Li, David Leiwei. Imagining the Nation: Asian American Literature and Cultural Consent. Asian America. Stanford, Calif: Stanford University Press, 1998.
Li investigates the relation between As-Am exclusion and national formation, taking Asian American Literature as a site of cultural contestation and a means to subvert the dominant national narrative. So far, so conventional. But then Li moves from the heterogeneity of As-Ams to As-Am as abject and as object, and how As-Americans frequently moved through these roles in the object/abject dyad.
I see a great deal of this book as a precursor to Nguyen’s Race and Resistance, and Li’s ideas seem to be well placed as a transition between Lowe and Nguyen, where “Asian American formation is a problem in citizenship, which must be resolved through radical divorce of racial inheritance and national competence” (36).
“the object” as model minority and alienated subject seemed to dominate As-Am studies until Frank Chin’s insistence of As-Am as the “abject”, and in this sense, Chin’s project actually helps national formation by providing an “abjected object” to the nationalist narrative, and putting the abject into an anthology that accepts certain presuppositions dominant in the current racial formation–use of the English Language, for example.
In this sense, “Fifth Chinese Daughter” has been devalued for its eagerness to please “whiteness”, though Chin on the other hand is also addressing “whites” in his angry diatribes, and in a multiculturalist agenda, “pleases them”. So too does Kingston’s “Woman Warrior” help to reveal China’s status as an ancient, fantastic “blueprint” always abjected to the US national narrative.
The best part of this book is Li’s interpretation of my favorite As-Am novel, Kingston’s “Tripmaster Monkey”, as a novel that redefines the styles of national narrative–a heteroglossic, furious and dazzling legerdemain. This narrative creates a “sense” of ethnic battlegrounds and contestations, emphasizes itself as a work of individual lived experience that does not claim the burden of full representation of arbitrary pigeonholes (like As-Am) but has those burdens forced upon the text by critics like Chin. Kingston channels the burden of collectivity and shoves it aside as an unnecessary preoccupation with ethnic cultural identity.
Li goes through Jasmine (insists on its status as romance) and insists that the discourse of racial solidarity is actually intrinsic racism for it does not contemplate using race as a basis for inflicting harm (Appiah), noting that to bell hooks, “it is always the non-white who is guilty of essentialism” (121).

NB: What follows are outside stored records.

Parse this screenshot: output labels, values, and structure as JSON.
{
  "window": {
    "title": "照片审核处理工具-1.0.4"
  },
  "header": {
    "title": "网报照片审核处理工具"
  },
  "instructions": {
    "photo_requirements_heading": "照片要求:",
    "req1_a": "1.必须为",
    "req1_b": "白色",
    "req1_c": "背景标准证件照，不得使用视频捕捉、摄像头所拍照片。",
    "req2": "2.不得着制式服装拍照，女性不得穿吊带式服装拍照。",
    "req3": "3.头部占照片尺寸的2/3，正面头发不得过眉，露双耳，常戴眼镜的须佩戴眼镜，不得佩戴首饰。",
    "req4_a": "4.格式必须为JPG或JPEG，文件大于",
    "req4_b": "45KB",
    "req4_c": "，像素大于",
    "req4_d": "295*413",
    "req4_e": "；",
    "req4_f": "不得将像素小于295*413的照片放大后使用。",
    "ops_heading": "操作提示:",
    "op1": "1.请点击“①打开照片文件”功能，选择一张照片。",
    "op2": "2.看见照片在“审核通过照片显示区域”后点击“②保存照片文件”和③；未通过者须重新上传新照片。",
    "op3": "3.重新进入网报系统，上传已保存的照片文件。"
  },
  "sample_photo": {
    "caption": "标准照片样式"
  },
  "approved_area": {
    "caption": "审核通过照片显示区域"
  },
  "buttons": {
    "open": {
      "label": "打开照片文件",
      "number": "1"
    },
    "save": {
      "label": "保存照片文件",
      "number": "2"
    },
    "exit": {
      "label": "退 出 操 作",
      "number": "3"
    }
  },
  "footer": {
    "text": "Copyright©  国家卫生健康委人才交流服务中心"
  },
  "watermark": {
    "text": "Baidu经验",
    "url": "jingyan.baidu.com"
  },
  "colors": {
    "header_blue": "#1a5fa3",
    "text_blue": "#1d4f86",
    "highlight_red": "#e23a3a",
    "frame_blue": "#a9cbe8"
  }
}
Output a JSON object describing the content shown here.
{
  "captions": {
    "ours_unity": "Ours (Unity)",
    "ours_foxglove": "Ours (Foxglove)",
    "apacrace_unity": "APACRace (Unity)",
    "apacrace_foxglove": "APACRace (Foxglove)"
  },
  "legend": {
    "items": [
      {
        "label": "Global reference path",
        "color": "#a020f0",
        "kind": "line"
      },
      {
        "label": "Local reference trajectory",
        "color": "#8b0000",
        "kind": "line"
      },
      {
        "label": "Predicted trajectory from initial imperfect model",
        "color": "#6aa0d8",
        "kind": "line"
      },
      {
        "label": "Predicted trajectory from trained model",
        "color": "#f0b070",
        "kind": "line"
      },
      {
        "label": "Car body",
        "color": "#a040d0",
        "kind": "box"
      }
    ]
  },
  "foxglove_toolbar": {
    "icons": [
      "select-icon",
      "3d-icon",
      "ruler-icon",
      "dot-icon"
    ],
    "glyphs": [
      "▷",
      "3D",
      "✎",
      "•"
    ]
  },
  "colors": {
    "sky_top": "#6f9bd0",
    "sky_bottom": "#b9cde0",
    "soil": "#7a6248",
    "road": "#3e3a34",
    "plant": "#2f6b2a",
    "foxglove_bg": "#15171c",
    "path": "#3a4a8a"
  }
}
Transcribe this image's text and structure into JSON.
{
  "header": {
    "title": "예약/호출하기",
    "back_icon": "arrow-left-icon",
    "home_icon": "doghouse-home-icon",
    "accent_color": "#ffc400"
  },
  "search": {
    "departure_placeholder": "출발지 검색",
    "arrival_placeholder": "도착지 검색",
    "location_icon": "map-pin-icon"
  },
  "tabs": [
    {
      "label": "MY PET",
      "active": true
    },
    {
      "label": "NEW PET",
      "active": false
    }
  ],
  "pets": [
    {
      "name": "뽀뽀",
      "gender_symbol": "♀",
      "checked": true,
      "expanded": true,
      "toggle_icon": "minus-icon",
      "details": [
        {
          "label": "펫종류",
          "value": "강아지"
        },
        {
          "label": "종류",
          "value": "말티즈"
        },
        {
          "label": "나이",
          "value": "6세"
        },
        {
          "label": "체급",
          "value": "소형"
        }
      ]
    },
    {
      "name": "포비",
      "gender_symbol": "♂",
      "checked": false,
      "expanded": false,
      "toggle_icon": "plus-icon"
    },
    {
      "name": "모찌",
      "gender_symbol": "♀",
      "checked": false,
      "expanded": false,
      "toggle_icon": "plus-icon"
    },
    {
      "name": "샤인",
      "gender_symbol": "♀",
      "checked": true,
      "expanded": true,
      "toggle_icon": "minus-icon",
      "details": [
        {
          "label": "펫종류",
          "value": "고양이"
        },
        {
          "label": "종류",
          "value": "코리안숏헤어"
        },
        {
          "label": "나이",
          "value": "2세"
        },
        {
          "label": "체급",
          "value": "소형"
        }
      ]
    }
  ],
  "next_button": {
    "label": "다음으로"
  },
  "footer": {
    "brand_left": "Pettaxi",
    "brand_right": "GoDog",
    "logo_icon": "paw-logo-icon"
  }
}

M. Butterfly (my favorite contemporary play!) makes an appearance as a confrontation with both Chinese emasculation and the legerdemain of “tripmaster”, when the butterfly turns out to be male, “sexploiting” the French “Pinkerton”.
The second half of Li’s text is similar to Kingston’s ending to Tripmaster Monkey, a diatribe against ethnic cultural politics:
Identity politics: these individuals seek their own gain and therefore do not represent the community, and their cultural claim is more or less arbitrary.
“Ambiguity of agent”: illusion of freedom on one hand, and acting for the agent of someone else on the other. Agency as mutually constitutive of author and audience, or representation disappears.
Representation: depends on full participation in nation-state, and demands an intensity of needs for help–must be active, otherwise “they” cannot be represented.
As-Am: Era of Nationalism, feminism, and the current era of heteroglossia, which is flawed for the same reasons that Nguyen extrapolates: the rising middle-class of AsAm is constantly ignored and becomes vilified, while As-Am as academic prospect is self-legitimizing, employing race as an arbitrary form of empowering collective. Empowering against what?–against the interests of other As-Ams. (I know, I keep using the hyphen…)
Li now attempts to understand an oncoming era of As-Am studies as focusing on:
Neoracism: (Balibar) not biological hereditary by insurmountably of cultural differences, exposing “tolerance thresholds” that demands minorities keep within their respective cultural boundaries.
Neoconservatism (Omi and Winan): Race as individual problem and choice, not collective, as it destroys collectivity and erases history.
Boutique Multiculturalism (Stanley Fish): The sacrifice of needs for white interest in consumer ethnicities,–also “consumer multiculturalism”.
While Post-Structural As-Am insisted on difference, it was a difference within certain interests and determinate goals. Rather, Li advocates a different type of multiculturalism that necessitates “real difference”.